From the material below, list every line containing "icon".

****************

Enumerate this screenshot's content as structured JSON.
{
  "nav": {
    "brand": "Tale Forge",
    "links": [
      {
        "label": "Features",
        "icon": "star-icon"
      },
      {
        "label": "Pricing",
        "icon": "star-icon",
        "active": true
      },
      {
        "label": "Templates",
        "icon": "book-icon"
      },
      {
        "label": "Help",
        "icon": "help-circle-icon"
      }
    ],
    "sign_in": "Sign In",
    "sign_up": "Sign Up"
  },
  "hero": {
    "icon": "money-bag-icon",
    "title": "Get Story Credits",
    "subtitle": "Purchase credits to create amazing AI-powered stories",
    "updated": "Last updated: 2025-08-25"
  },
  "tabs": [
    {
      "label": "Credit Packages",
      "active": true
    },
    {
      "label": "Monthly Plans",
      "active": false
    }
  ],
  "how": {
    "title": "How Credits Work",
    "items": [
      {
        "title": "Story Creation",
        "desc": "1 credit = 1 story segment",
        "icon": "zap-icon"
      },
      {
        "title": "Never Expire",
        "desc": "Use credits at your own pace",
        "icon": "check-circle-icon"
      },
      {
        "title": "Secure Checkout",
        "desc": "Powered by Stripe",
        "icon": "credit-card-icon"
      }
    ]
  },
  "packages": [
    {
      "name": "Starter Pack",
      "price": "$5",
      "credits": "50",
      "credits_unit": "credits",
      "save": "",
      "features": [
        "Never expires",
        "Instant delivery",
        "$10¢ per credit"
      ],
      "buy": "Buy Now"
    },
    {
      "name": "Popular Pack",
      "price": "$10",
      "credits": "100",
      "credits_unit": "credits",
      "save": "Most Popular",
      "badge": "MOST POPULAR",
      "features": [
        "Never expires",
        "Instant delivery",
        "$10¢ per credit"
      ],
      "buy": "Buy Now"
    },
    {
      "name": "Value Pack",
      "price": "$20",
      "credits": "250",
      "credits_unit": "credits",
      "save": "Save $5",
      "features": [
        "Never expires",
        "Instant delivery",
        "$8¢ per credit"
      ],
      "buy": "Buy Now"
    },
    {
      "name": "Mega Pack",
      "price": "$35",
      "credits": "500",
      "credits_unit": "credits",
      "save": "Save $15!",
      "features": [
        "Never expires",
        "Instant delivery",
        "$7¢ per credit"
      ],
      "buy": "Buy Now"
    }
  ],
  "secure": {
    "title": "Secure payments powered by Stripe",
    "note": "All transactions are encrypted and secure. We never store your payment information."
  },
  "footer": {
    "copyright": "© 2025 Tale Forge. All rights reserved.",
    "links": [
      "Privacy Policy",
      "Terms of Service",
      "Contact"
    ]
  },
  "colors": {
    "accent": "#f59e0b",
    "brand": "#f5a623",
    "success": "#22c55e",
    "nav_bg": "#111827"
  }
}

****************

* Solution below
        "icon": "star-icon"
        "icon": "star-icon",
        "icon": "book-icon"
        "icon": "help-circle-icon"
    "icon": "money-bag-icon",
        "icon": "zap-icon"
        "icon": "check-circle-icon"
        "icon": "credit-card-icon"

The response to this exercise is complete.